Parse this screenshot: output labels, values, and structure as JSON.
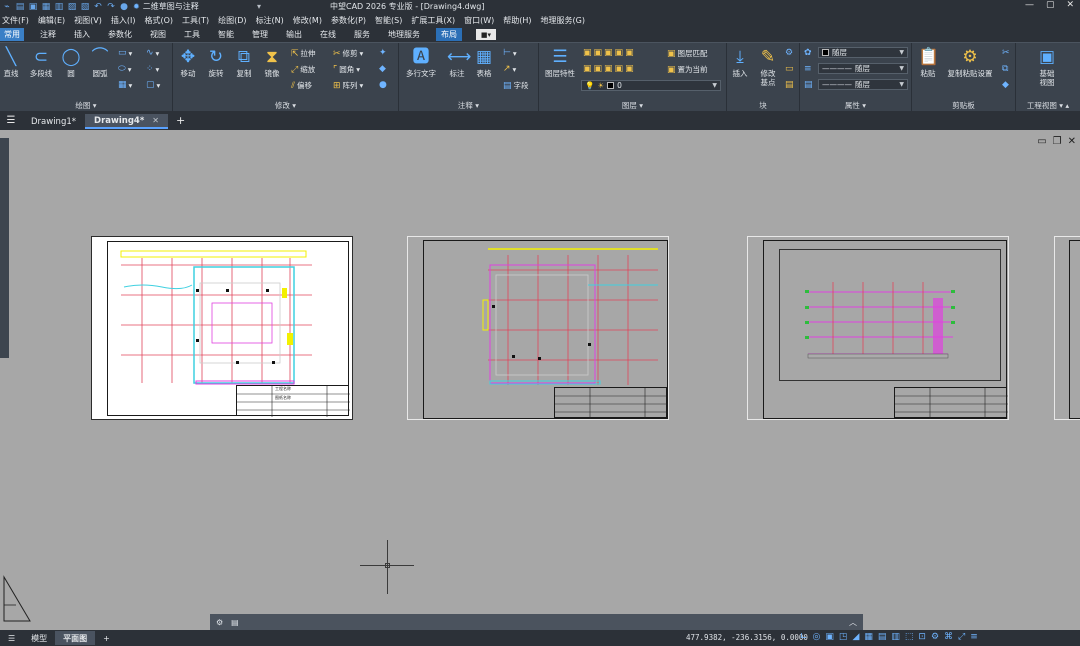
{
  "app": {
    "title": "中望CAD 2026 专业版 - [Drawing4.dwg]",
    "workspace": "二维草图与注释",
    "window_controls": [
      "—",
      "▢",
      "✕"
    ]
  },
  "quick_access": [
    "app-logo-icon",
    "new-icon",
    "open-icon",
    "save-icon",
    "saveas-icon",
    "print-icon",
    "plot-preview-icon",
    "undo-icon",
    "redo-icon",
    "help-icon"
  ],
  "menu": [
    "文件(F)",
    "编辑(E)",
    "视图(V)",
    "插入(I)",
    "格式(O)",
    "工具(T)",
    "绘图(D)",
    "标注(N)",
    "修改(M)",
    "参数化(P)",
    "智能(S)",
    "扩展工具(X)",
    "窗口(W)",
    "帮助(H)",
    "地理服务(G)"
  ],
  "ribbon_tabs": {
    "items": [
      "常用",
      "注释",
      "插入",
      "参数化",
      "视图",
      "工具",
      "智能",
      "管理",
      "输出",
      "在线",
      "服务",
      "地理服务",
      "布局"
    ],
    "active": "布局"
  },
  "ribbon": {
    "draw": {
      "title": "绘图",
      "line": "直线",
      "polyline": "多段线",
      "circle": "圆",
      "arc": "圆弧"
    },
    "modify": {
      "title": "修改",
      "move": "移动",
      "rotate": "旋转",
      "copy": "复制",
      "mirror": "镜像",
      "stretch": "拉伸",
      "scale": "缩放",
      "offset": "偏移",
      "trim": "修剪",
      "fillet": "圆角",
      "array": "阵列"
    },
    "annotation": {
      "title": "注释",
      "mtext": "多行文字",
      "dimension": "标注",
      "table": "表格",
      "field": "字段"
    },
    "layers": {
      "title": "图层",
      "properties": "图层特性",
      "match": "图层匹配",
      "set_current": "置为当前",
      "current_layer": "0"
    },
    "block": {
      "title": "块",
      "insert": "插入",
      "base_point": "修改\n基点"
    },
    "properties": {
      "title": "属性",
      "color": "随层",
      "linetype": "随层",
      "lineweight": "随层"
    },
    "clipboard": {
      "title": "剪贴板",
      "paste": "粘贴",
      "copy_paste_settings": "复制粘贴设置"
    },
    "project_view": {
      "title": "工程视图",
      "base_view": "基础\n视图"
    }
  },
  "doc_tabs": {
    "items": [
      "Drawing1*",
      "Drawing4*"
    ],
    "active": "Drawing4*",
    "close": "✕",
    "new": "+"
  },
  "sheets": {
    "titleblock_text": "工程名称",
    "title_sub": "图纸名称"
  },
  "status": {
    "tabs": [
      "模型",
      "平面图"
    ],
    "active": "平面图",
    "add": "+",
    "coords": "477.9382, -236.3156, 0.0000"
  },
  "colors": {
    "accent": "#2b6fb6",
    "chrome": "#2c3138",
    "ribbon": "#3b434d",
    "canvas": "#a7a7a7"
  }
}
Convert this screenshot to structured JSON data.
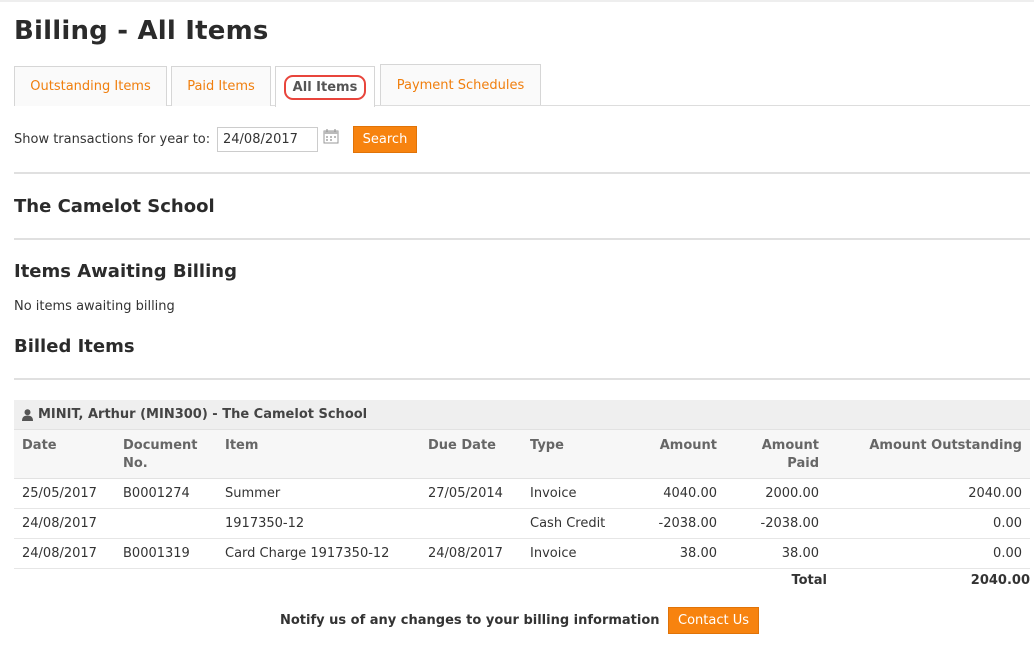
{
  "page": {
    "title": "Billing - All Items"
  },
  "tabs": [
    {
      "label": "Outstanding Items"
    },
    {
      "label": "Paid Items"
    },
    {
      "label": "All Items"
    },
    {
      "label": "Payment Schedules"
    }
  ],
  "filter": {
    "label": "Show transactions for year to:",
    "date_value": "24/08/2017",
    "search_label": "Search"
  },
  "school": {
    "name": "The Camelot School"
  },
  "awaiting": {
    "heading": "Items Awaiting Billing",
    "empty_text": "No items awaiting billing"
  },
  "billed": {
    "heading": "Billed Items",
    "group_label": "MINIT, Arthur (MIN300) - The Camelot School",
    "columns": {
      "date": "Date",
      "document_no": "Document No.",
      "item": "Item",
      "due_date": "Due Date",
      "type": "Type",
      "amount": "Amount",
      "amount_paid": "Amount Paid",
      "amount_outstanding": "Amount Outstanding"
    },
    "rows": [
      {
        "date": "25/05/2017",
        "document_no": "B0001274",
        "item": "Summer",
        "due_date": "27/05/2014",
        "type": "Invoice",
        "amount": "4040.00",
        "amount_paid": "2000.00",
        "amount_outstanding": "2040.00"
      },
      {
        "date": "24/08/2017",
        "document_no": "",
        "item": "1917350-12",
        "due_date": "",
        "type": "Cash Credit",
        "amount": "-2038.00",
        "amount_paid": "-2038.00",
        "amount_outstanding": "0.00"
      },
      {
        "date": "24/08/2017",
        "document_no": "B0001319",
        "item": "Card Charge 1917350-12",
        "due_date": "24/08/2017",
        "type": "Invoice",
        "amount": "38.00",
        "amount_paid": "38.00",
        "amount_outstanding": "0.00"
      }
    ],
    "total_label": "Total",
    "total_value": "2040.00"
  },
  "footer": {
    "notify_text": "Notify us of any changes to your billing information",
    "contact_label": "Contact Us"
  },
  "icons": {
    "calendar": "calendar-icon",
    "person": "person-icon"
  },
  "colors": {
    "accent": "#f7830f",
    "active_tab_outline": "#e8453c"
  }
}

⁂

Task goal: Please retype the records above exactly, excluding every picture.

Answer for the task:
Parse this screenshot: output labels, values, and structure as JSON.
{
  "app": {
    "title": "中望CAD 2026 专业版 - [Drawing4.dwg]",
    "workspace": "二维草图与注释",
    "window_controls": [
      "—",
      "▢",
      "✕"
    ]
  },
  "quick_access": [
    "app-logo-icon",
    "new-icon",
    "open-icon",
    "save-icon",
    "saveas-icon",
    "print-icon",
    "plot-preview-icon",
    "undo-icon",
    "redo-icon",
    "help-icon"
  ],
  "menu": [
    "文件(F)",
    "编辑(E)",
    "视图(V)",
    "插入(I)",
    "格式(O)",
    "工具(T)",
    "绘图(D)",
    "标注(N)",
    "修改(M)",
    "参数化(P)",
    "智能(S)",
    "扩展工具(X)",
    "窗口(W)",
    "帮助(H)",
    "地理服务(G)"
  ],
  "ribbon_tabs": {
    "items": [
      "常用",
      "注释",
      "插入",
      "参数化",
      "视图",
      "工具",
      "智能",
      "管理",
      "输出",
      "在线",
      "服务",
      "地理服务",
      "布局"
    ],
    "active": "布局"
  },
  "ribbon": {
    "draw": {
      "title": "绘图",
      "line": "直线",
      "polyline": "多段线",
      "circle": "圆",
      "arc": "圆弧"
    },
    "modify": {
      "title": "修改",
      "move": "移动",
      "rotate": "旋转",
      "copy": "复制",
      "mirror": "镜像",
      "stretch": "拉伸",
      "scale": "缩放",
      "offset": "偏移",
      "trim": "修剪",
      "fillet": "圆角",
      "array": "阵列"
    },
    "annotation": {
      "title": "注释",
      "mtext": "多行文字",
      "dimension": "标注",
      "table": "表格",
      "field": "字段"
    },
    "layers": {
      "title": "图层",
      "properties": "图层特性",
      "match": "图层匹配",
      "set_current": "置为当前",
      "current_layer": "0"
    },
    "block": {
      "title": "块",
      "insert": "插入",
      "base_point": "修改\n基点"
    },
    "properties": {
      "title": "属性",
      "color": "随层",
      "linetype": "随层",
      "lineweight": "随层"
    },
    "clipboard": {
      "title": "剪贴板",
      "paste": "粘贴",
      "copy_paste_settings": "复制粘贴设置"
    },
    "project_view": {
      "title": "工程视图",
      "base_view": "基础\n视图"
    }
  },
  "doc_tabs": {
    "items": [
      "Drawing1*",
      "Drawing4*"
    ],
    "active": "Drawing4*",
    "close": "✕",
    "new": "+"
  },
  "sheets": {
    "titleblock_text": "工程名称",
    "title_sub": "图纸名称"
  },
  "status": {
    "tabs": [
      "模型",
      "平面图"
    ],
    "active": "平面图",
    "add": "+",
    "coords": "477.9382, -236.3156, 0.0000"
  },
  "colors": {
    "accent": "#2b6fb6",
    "chrome": "#2c3138",
    "ribbon": "#3b434d",
    "canvas": "#a7a7a7"
  }
}
Convert this screenshot to structured JSON data.
{
  "page": {
    "title": "Billing - All Items"
  },
  "tabs": [
    {
      "label": "Outstanding Items"
    },
    {
      "label": "Paid Items"
    },
    {
      "label": "All Items"
    },
    {
      "label": "Payment Schedules"
    }
  ],
  "filter": {
    "label": "Show transactions for year to:",
    "date_value": "24/08/2017",
    "search_label": "Search"
  },
  "school": {
    "name": "The Camelot School"
  },
  "awaiting": {
    "heading": "Items Awaiting Billing",
    "empty_text": "No items awaiting billing"
  },
  "billed": {
    "heading": "Billed Items",
    "group_label": "MINIT, Arthur (MIN300) - The Camelot School",
    "columns": {
      "date": "Date",
      "document_no": "Document No.",
      "item": "Item",
      "due_date": "Due Date",
      "type": "Type",
      "amount": "Amount",
      "amount_paid": "Amount Paid",
      "amount_outstanding": "Amount Outstanding"
    },
    "rows": [
      {
        "date": "25/05/2017",
        "document_no": "B0001274",
        "item": "Summer",
        "due_date": "27/05/2014",
        "type": "Invoice",
        "amount": "4040.00",
        "amount_paid": "2000.00",
        "amount_outstanding": "2040.00"
      },
      {
        "date": "24/08/2017",
        "document_no": "",
        "item": "1917350-12",
        "due_date": "",
        "type": "Cash Credit",
        "amount": "-2038.00",
        "amount_paid": "-2038.00",
        "amount_outstanding": "0.00"
      },
      {
        "date": "24/08/2017",
        "document_no": "B0001319",
        "item": "Card Charge 1917350-12",
        "due_date": "24/08/2017",
        "type": "Invoice",
        "amount": "38.00",
        "amount_paid": "38.00",
        "amount_outstanding": "0.00"
      }
    ],
    "total_label": "Total",
    "total_value": "2040.00"
  },
  "footer": {
    "notify_text": "Notify us of any changes to your billing information",
    "contact_label": "Contact Us"
  },
  "icons": {
    "calendar": "calendar-icon",
    "person": "person-icon"
  },
  "colors": {
    "accent": "#f7830f",
    "active_tab_outline": "#e8453c"
  }
}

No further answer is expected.